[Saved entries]
Content starts
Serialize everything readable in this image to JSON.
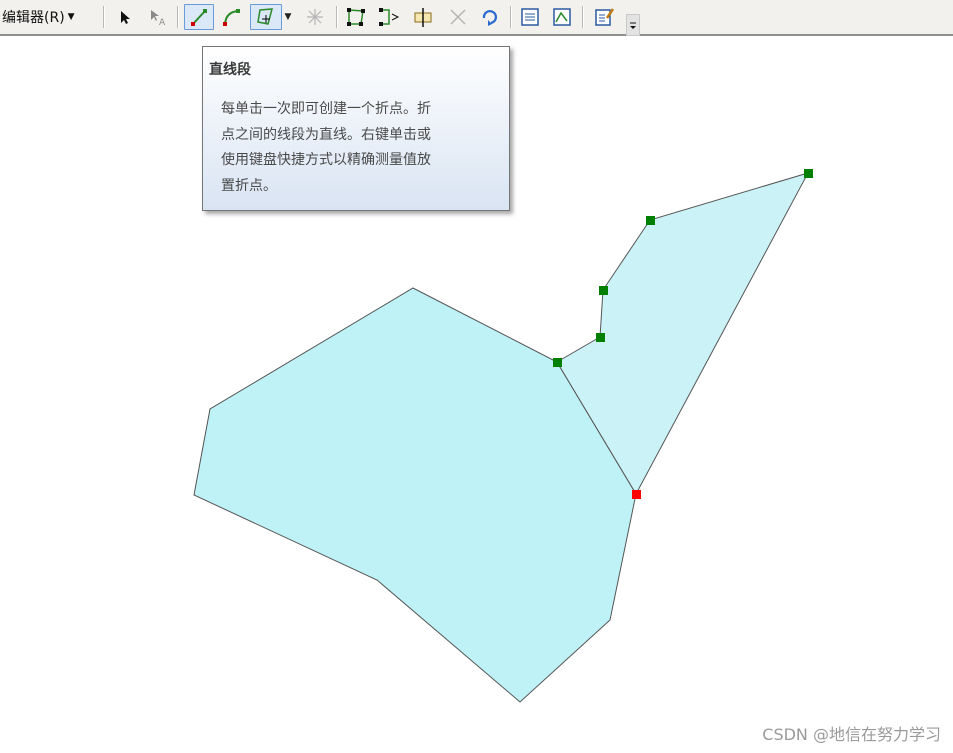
{
  "toolbar": {
    "editor_menu_label": "编辑器(R)",
    "buttons": [
      {
        "icon": "edit-tool-arrow-icon"
      },
      {
        "icon": "annotation-edit-tool-icon"
      },
      {
        "icon": "straight-segment-icon",
        "active": true
      },
      {
        "icon": "arc-segment-icon"
      },
      {
        "icon": "construction-tools-icon",
        "active": true
      },
      {
        "icon": "cut-polygons-tool-icon"
      },
      {
        "icon": "edit-vertices-icon"
      },
      {
        "icon": "reshape-feature-icon"
      },
      {
        "icon": "split-tool-icon"
      },
      {
        "icon": "intersection-icon"
      },
      {
        "icon": "rotate-tool-icon"
      },
      {
        "icon": "attributes-icon"
      },
      {
        "icon": "sketch-properties-icon"
      },
      {
        "icon": "create-features-icon"
      },
      {
        "icon": "toolbar-options-icon"
      }
    ]
  },
  "tooltip": {
    "title": "直线段",
    "lines": [
      "每单击一次即可创建一个折点。折",
      "点之间的线段为直线。右键单击或",
      "使用键盘快捷方式以精确测量值放",
      "置折点。"
    ]
  },
  "map": {
    "polygon_fill": "#bff2f6",
    "sketch_fill": "#cbf3f7",
    "outline_color": "#555555",
    "vertex_color": "#008000",
    "current_vertex_color": "#ff0000"
  },
  "watermark": "CSDN @地信在努力学习"
}
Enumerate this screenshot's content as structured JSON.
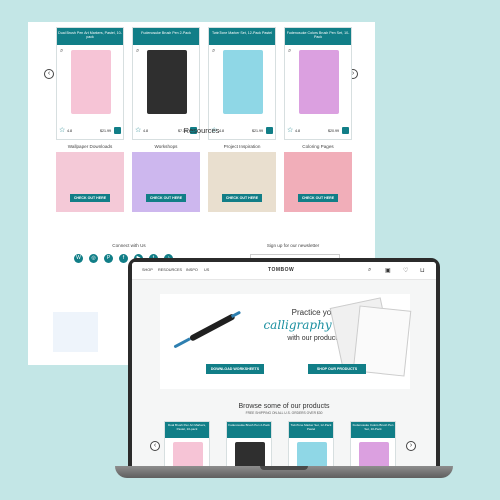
{
  "background_page": {
    "products": [
      {
        "title": "Dual Brush Pen Art Markers, Pastel, 10-pack",
        "reviews": "4.8",
        "price": "$21.99",
        "img_color": "#f6c4d6"
      },
      {
        "title": "Fudenosuke Brush Pen 2-Pack",
        "reviews": "4.8",
        "price": "$7.19",
        "img_color": "#2f2f2f"
      },
      {
        "title": "TwinTone Marker Set, 12-Pack Pastel",
        "reviews": "4.8",
        "price": "$21.99",
        "img_color": "#8fd7e6"
      },
      {
        "title": "Fudenosuke Colors Brush Pen Set, 10-Pack",
        "reviews": "4.8",
        "price": "$20.99",
        "img_color": "#dba0e0"
      }
    ],
    "resources_title": "Resources",
    "resources": [
      {
        "label": "Wallpaper Downloads",
        "button": "CHECK OUT HERE",
        "color": "#f4c9d7"
      },
      {
        "label": "Workshops",
        "button": "CHECK OUT HERE",
        "color": "#cdb7ee"
      },
      {
        "label": "Project Inspiration",
        "button": "CHECK OUT HERE",
        "color": "#e9dfcf"
      },
      {
        "label": "Coloring Pages",
        "button": "CHECK OUT HERE",
        "color": "#f1aeb9"
      }
    ],
    "connect_label": "Connect with Us",
    "newsletter_label": "Sign up for our newsletter",
    "social_icons": [
      "wordpress-icon",
      "instagram-icon",
      "pinterest-icon",
      "facebook-icon",
      "youtube-icon",
      "twitter-icon",
      "tiktok-icon"
    ]
  },
  "laptop": {
    "nav": {
      "items": [
        "SHOP",
        "RESOURCES",
        "INSPO",
        "US"
      ],
      "logo": "TOMBOW",
      "icons": [
        "search-icon",
        "account-icon",
        "wishlist-icon",
        "cart-icon"
      ]
    },
    "hero": {
      "line1": "Practice your",
      "line2": "calligraphy skills",
      "line3": "with our products!",
      "button_left": "DOWNLOAD WORKSHEETS",
      "button_right": "SHOP OUR PRODUCTS"
    },
    "browse_title": "Browse some of our products",
    "shipping_note": "FREE SHIPPING ON ALL U.S. ORDERS OVER $30",
    "products": [
      {
        "title": "Dual Brush Pen Art Markers, Pastel, 10-pack",
        "img_color": "#f6c4d6"
      },
      {
        "title": "Fudenosuke Brush Pen 2-Pack",
        "img_color": "#2f2f2f"
      },
      {
        "title": "TwinTone Marker Set, 12-Pack Pastel",
        "img_color": "#8fd7e6"
      },
      {
        "title": "Fudenosuke Colors Brush Pen Set, 10-Pack",
        "img_color": "#dba0e0"
      }
    ]
  },
  "colors": {
    "background": "#c3e6e6",
    "accent": "#117e87"
  }
}
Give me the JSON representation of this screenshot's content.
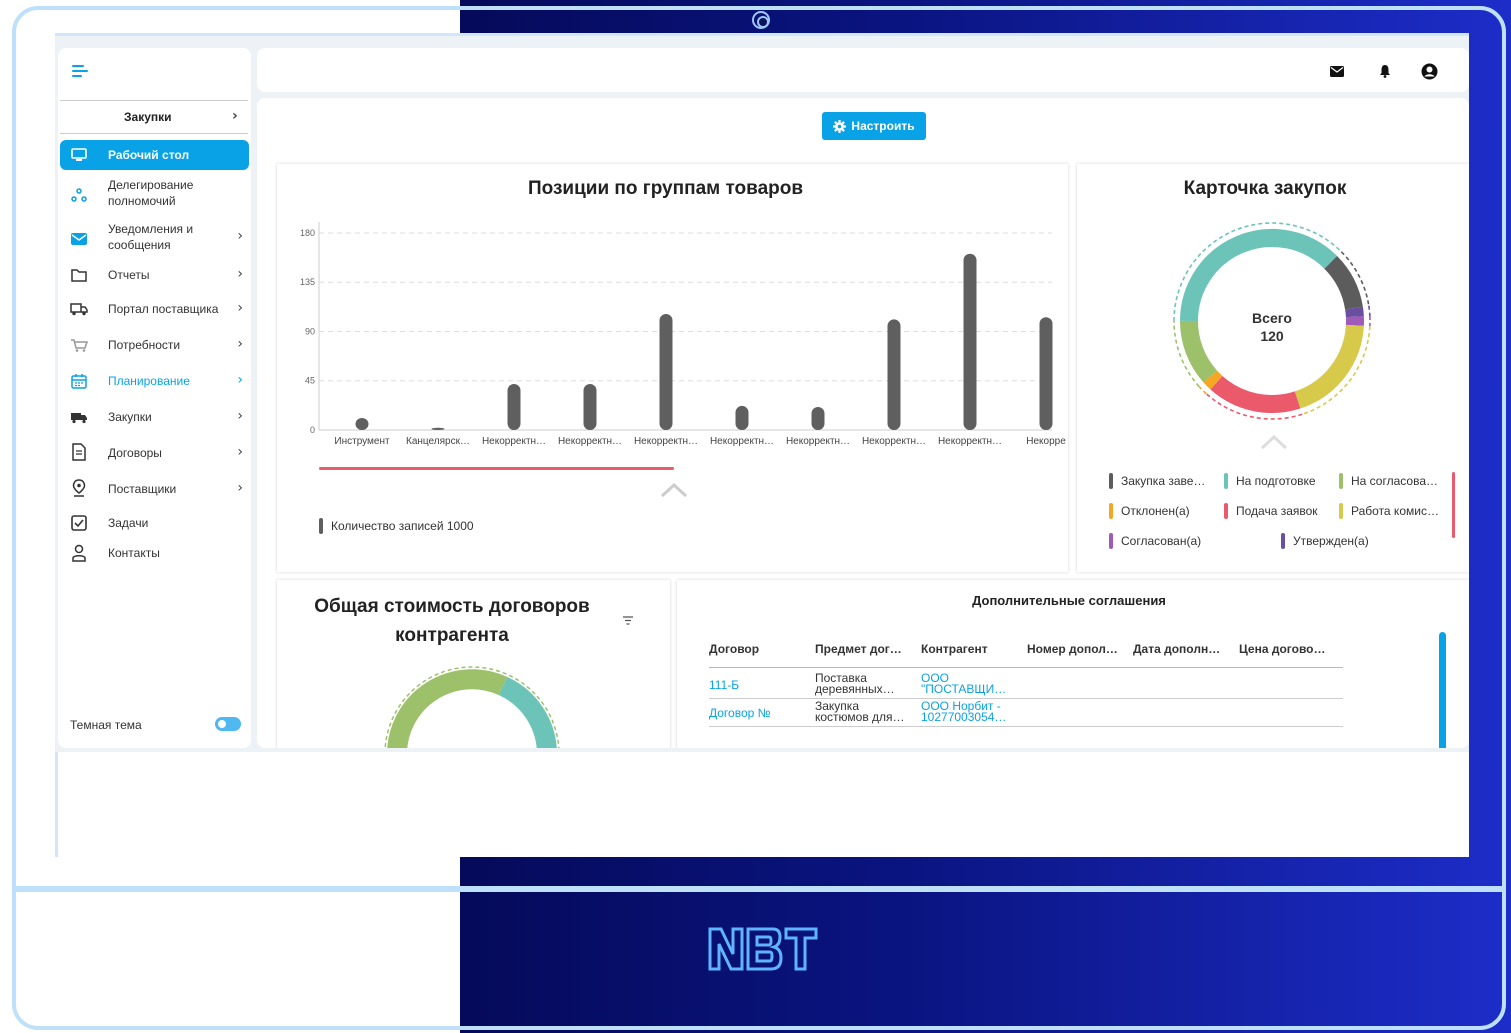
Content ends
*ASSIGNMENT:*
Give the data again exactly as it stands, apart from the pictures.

*ANSWER TO THIS PROBLEM:*
Serialize everything readable in this image to JSON.
{
  "toolbar": {
    "editor_menu_label": "编辑器(R)",
    "buttons": [
      {
        "icon": "edit-tool-arrow-icon"
      },
      {
        "icon": "annotation-edit-tool-icon"
      },
      {
        "icon": "straight-segment-icon",
        "active": true
      },
      {
        "icon": "arc-segment-icon"
      },
      {
        "icon": "construction-tools-icon",
        "active": true
      },
      {
        "icon": "cut-polygons-tool-icon"
      },
      {
        "icon": "edit-vertices-icon"
      },
      {
        "icon": "reshape-feature-icon"
      },
      {
        "icon": "split-tool-icon"
      },
      {
        "icon": "intersection-icon"
      },
      {
        "icon": "rotate-tool-icon"
      },
      {
        "icon": "attributes-icon"
      },
      {
        "icon": "sketch-properties-icon"
      },
      {
        "icon": "create-features-icon"
      },
      {
        "icon": "toolbar-options-icon"
      }
    ]
  },
  "tooltip": {
    "title": "直线段",
    "lines": [
      "每单击一次即可创建一个折点。折",
      "点之间的线段为直线。右键单击或",
      "使用键盘快捷方式以精确测量值放",
      "置折点。"
    ]
  },
  "map": {
    "polygon_fill": "#bff2f6",
    "sketch_fill": "#cbf3f7",
    "outline_color": "#555555",
    "vertex_color": "#008000",
    "current_vertex_color": "#ff0000"
  },
  "watermark": "CSDN @地信在努力学习"
}
Enumerate this screenshot's content as structured JSON.
{
  "background_page": {
    "products": [
      {
        "title": "Dual Brush Pen Art Markers, Pastel, 10-pack",
        "reviews": "4.8",
        "price": "$21.99",
        "img_color": "#f6c4d6"
      },
      {
        "title": "Fudenosuke Brush Pen 2-Pack",
        "reviews": "4.8",
        "price": "$7.19",
        "img_color": "#2f2f2f"
      },
      {
        "title": "TwinTone Marker Set, 12-Pack Pastel",
        "reviews": "4.8",
        "price": "$21.99",
        "img_color": "#8fd7e6"
      },
      {
        "title": "Fudenosuke Colors Brush Pen Set, 10-Pack",
        "reviews": "4.8",
        "price": "$20.99",
        "img_color": "#dba0e0"
      }
    ],
    "resources_title": "Resources",
    "resources": [
      {
        "label": "Wallpaper Downloads",
        "button": "CHECK OUT HERE",
        "color": "#f4c9d7"
      },
      {
        "label": "Workshops",
        "button": "CHECK OUT HERE",
        "color": "#cdb7ee"
      },
      {
        "label": "Project Inspiration",
        "button": "CHECK OUT HERE",
        "color": "#e9dfcf"
      },
      {
        "label": "Coloring Pages",
        "button": "CHECK OUT HERE",
        "color": "#f1aeb9"
      }
    ],
    "connect_label": "Connect with Us",
    "newsletter_label": "Sign up for our newsletter",
    "social_icons": [
      "wordpress-icon",
      "instagram-icon",
      "pinterest-icon",
      "facebook-icon",
      "youtube-icon",
      "twitter-icon",
      "tiktok-icon"
    ]
  },
  "laptop": {
    "nav": {
      "items": [
        "SHOP",
        "RESOURCES",
        "INSPO",
        "US"
      ],
      "logo": "TOMBOW",
      "icons": [
        "search-icon",
        "account-icon",
        "wishlist-icon",
        "cart-icon"
      ]
    },
    "hero": {
      "line1": "Practice your",
      "line2": "calligraphy skills",
      "line3": "with our products!",
      "button_left": "DOWNLOAD WORKSHEETS",
      "button_right": "SHOP OUR PRODUCTS"
    },
    "browse_title": "Browse some of our products",
    "shipping_note": "FREE SHIPPING ON ALL U.S. ORDERS OVER $30",
    "products": [
      {
        "title": "Dual Brush Pen Art Markers, Pastel, 10-pack",
        "img_color": "#f6c4d6"
      },
      {
        "title": "Fudenosuke Brush Pen 2-Pack",
        "img_color": "#2f2f2f"
      },
      {
        "title": "TwinTone Marker Set, 12-Pack Pastel",
        "img_color": "#8fd7e6"
      },
      {
        "title": "Fudenosuke Colors Brush Pen Set, 10-Pack",
        "img_color": "#dba0e0"
      }
    ]
  },
  "colors": {
    "background": "#c3e6e6",
    "accent": "#117e87"
  }
}
Give me the JSON representation of this screenshot's content.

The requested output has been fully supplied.